Just like in 2008, the Club for Growth is putting together a series of white papers on candidates running for the Republican Party’s presidential nomination. We’ve already covered their reports on the records of Newt Gingrich, Tim Pawlenty, Herman Cain, Mitt Romney, Jon Huntsman and Ron Paul. Next up is Gary Johnson, who served two terms as Governor of New Mexico (1995-2003).
The Club for Growth notes that during his eight years of service in New Mexico, Gary Johnson received at “B” on each of the Cato Institute’s biannual Fiscal Policy Report Card on America’s Governors (1996, 1998, 2000 and 2002). However, these scores don’t do him justice.
Johnson’s record on taxes is described by the Club as “excellent,” noting that he pushed back against all forms of tax hikes:
With the Ames Straw Poll fast approaching, every candidate is looking to gain ground in any way possible.

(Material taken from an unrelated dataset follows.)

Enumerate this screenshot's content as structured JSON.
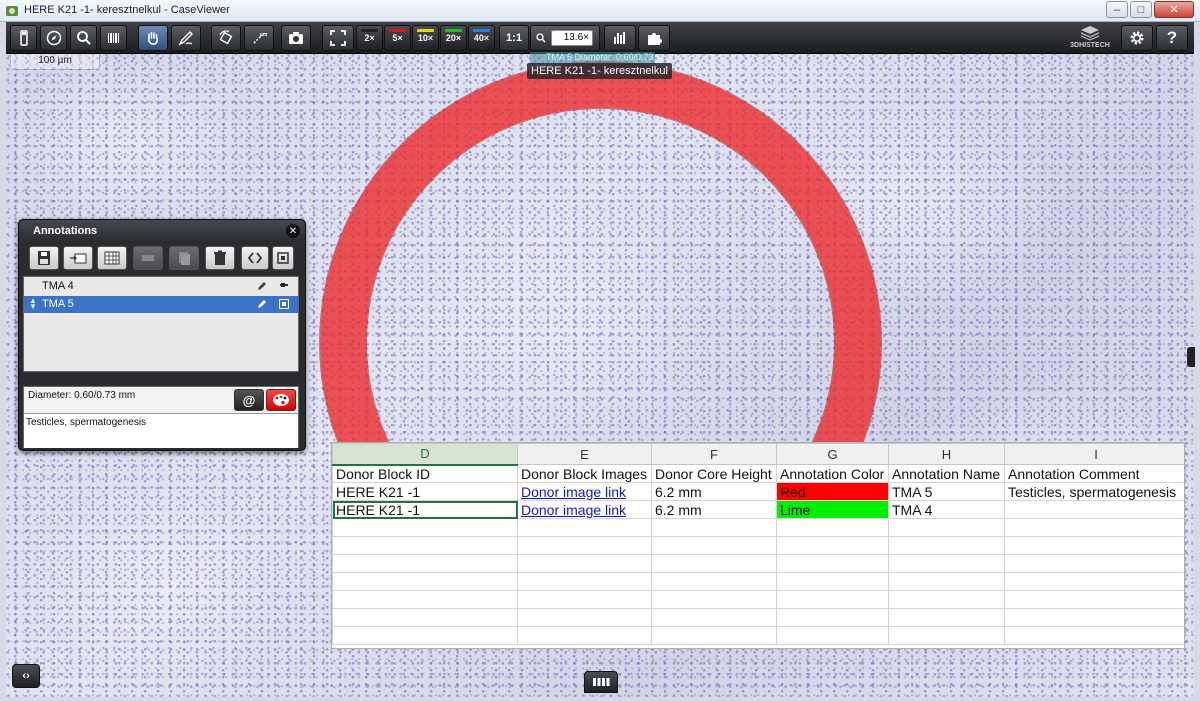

Rep. Ron Paul (R-TX) managed to pick up the endorsement of Cory Adams, chairman of the Story County Republican Party:
Republican presidential candidate Ron Paul has fresh bragging rights after picking up what is surely a coveted endorsement on Monday.

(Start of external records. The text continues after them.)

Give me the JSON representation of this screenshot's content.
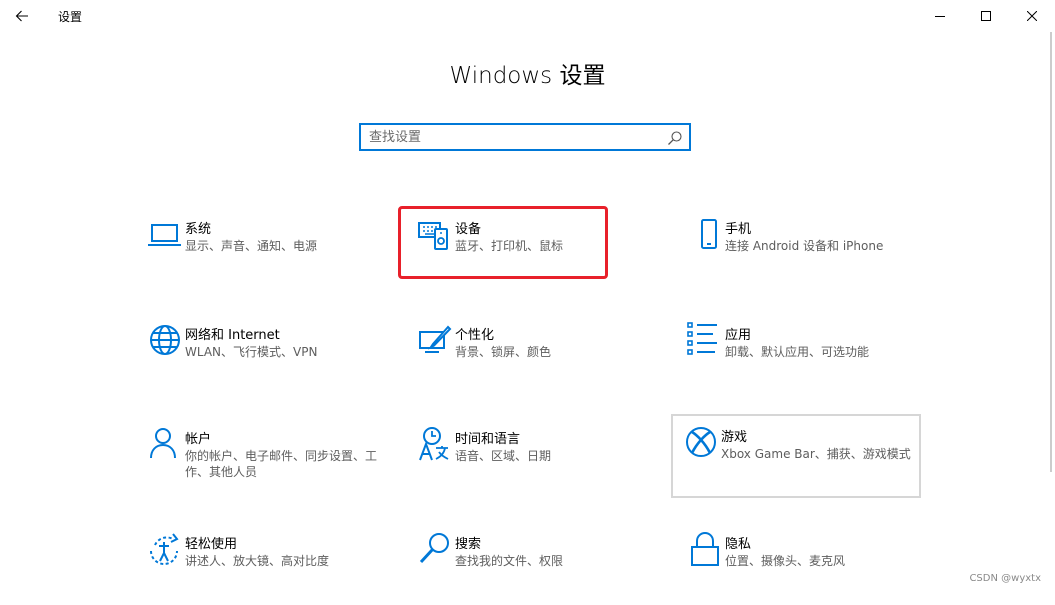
{
  "window": {
    "title": "设置",
    "controls": {
      "minimize": "minimize-icon",
      "maximize": "maximize-icon",
      "close": "close-icon"
    }
  },
  "page": {
    "heading": "Windows 设置"
  },
  "search": {
    "placeholder": "查找设置",
    "value": ""
  },
  "tiles": [
    {
      "name": "系统",
      "desc": "显示、声音、通知、电源",
      "icon": "laptop-icon"
    },
    {
      "name": "设备",
      "desc": "蓝牙、打印机、鼠标",
      "icon": "devices-icon"
    },
    {
      "name": "手机",
      "desc": "连接 Android 设备和 iPhone",
      "icon": "phone-icon"
    },
    {
      "name": "网络和 Internet",
      "desc": "WLAN、飞行模式、VPN",
      "icon": "globe-icon"
    },
    {
      "name": "个性化",
      "desc": "背景、锁屏、颜色",
      "icon": "personalization-icon"
    },
    {
      "name": "应用",
      "desc": "卸载、默认应用、可选功能",
      "icon": "apps-list-icon"
    },
    {
      "name": "帐户",
      "desc": "你的帐户、电子邮件、同步设置、工作、其他人员",
      "icon": "person-icon"
    },
    {
      "name": "时间和语言",
      "desc": "语音、区域、日期",
      "icon": "time-language-icon"
    },
    {
      "name": "游戏",
      "desc": "Xbox Game Bar、捕获、游戏模式",
      "icon": "xbox-icon"
    },
    {
      "name": "轻松使用",
      "desc": "讲述人、放大镜、高对比度",
      "icon": "ease-of-access-icon"
    },
    {
      "name": "搜索",
      "desc": "查找我的文件、权限",
      "icon": "search-icon"
    },
    {
      "name": "隐私",
      "desc": "位置、摄像头、麦克风",
      "icon": "lock-icon"
    }
  ],
  "watermark": "CSDN @wyxtx",
  "colors": {
    "accent": "#0078d7",
    "highlight": "#e8202a",
    "hover_border": "#d6d6d6",
    "desc_text": "#5d5d5d"
  }
}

Cory Adams - the Republican chairman of Story County in Iowa – endorsed the Texas congressman’s presidential bid at a campaign event in Ames, Iowa.

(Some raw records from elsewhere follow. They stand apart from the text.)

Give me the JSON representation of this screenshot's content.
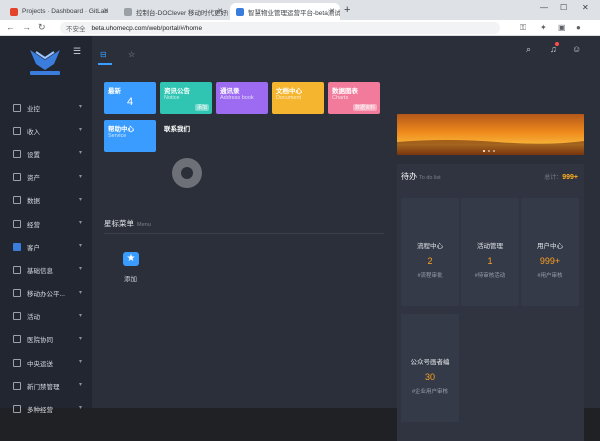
{
  "browser": {
    "tabs": [
      {
        "title": "Projects · Dashboard · GitLab",
        "color": "#e24329"
      },
      {
        "title": "控制台-DOClever 移动时代更好的",
        "color": "#5f6368"
      },
      {
        "title": "智慧物业管理运营平台-beta测试",
        "color": "#3b7ddd"
      }
    ],
    "url": "beta.uhomecp.com/web/portal/#/home",
    "security": "不安全"
  },
  "sidebar": {
    "items": [
      {
        "label": "业控"
      },
      {
        "label": "收入"
      },
      {
        "label": "设置"
      },
      {
        "label": "资产"
      },
      {
        "label": "数据"
      },
      {
        "label": "经营"
      },
      {
        "label": "客户"
      },
      {
        "label": "基础信息"
      },
      {
        "label": "移动办公平..."
      },
      {
        "label": "活动"
      },
      {
        "label": "医院协同"
      },
      {
        "label": "中央运送"
      },
      {
        "label": "新门禁管理"
      },
      {
        "label": "多种经营"
      }
    ]
  },
  "tiles": [
    {
      "title": "最新",
      "subtitle": "",
      "value": "4",
      "pill": "",
      "color": "#3b9cff"
    },
    {
      "title": "资讯公告",
      "subtitle": "Notice",
      "value": "",
      "pill": "添加",
      "color": "#2fc5b2"
    },
    {
      "title": "通讯录",
      "subtitle": "Address book",
      "value": "",
      "pill": "",
      "color": "#9c6bf2"
    },
    {
      "title": "文档中心",
      "subtitle": "Document",
      "value": "",
      "pill": "",
      "color": "#f5b52e"
    },
    {
      "title": "数据图表",
      "subtitle": "Charts",
      "value": "",
      "pill": "数据资料",
      "color": "#f27b9c"
    },
    {
      "title": "帮助中心",
      "subtitle": "Service",
      "value": "",
      "pill": "",
      "color": "#3b9cff"
    },
    {
      "title": "联系我们",
      "subtitle": "",
      "value": "",
      "pill": "",
      "color": "#2b2f3a"
    }
  ],
  "shortcut": {
    "title": "星标菜单",
    "subtitle": "Menu",
    "add_label": "添加"
  },
  "todo": {
    "title": "待办",
    "subtitle": "To do list",
    "total_label": "总计：",
    "total_value": "999+",
    "cells": [
      {
        "label": "流程中心",
        "value": "2",
        "sub": "#流程审批"
      },
      {
        "label": "活动管理",
        "value": "1",
        "sub": "#待审核活动"
      },
      {
        "label": "用户中心",
        "value": "999+",
        "sub": "#用户审核"
      },
      {
        "label": "公众号画者编",
        "value": "30",
        "sub": "#企业用户审核"
      }
    ]
  }
}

That’s significant for a few reasons. Ames is the largest city in Story County, home to over 50,000 residents. And it is in this city that a widely-watched showdown between the GOP presidential candidates will play out on August 13. The Ames Straw Poll will test the candidates’ popularity and could be a sign of their electability.
Adams explained to CNN the rationale behind his endorsement of Paul.
“I try to go for the candidates that line up mostly with the values, the principles of the [nation’s] founders,” Adams said. “Out of all the candidates in this cycle, I found Ron Paul to be the one with the longest, most consistent voting record to back up those principles and concepts.”
How might Adams’ endorsement help Paul with voters?
Adams explained: “Back in 2008 there were a lot of people within the Republican Party that kind of disregarded Congressman Paul. And basically didn’t just count him in and/or wouldn’t even mention him. So when you can have a county chair who is part of the Republican Party, part of the establishment and support him, it gives him more credibility within the party and brings him back from the fringe.”
The latest national poll for the Republican Party’s presidential nomination from CNN shows five current and possible contenders within 4 points of each other. Given the margin of error is 4.5%, the race is a statistical tie.
The survey also shows Texas Gov. Rick Perry rising past Minnesota Rep. Michele Bachmann and sneaking up on former Massachusetts Gov. Mitt Romney. However, 34% of Republican voters are not satified with the field of candidates. That’s down, though not by much, from 39% at the end of May.
Here is the full rundown of the CNN poll:
- Mitt Romney: 16%
- Rick Perry: 14%
- Rudy Giuliani: 13%
- Sarah Palin: 13%
- Michele Bachmann: 12%
- Ron Paul: 8%
- Herman Cain: 6%
- Newt Gingrich: 4%
- Tim Pawlenty: 3%
- Rick Santorum: 2%
- Jon Huntsman: 1%
- Other/None: 9%
- No opinion: 1%
Given the recent exposure that Bachmann has received and the increasing perception that she isn’t cut out for the national stage, Perry may well find himself the conservative movements answer to Romney; after all, he wins 22% of the tea party vote in the poll.
While some conservatives attribute the attacks on Bachmann to Democrats, that is simply untrue. Most of what is coming out about her now is from Republicans scared that she may be able to bring in enough dissatisfied voters to edge out other candidates for the nomination. Expect to see more Republicans point out her shortcomings and overall lack of experience.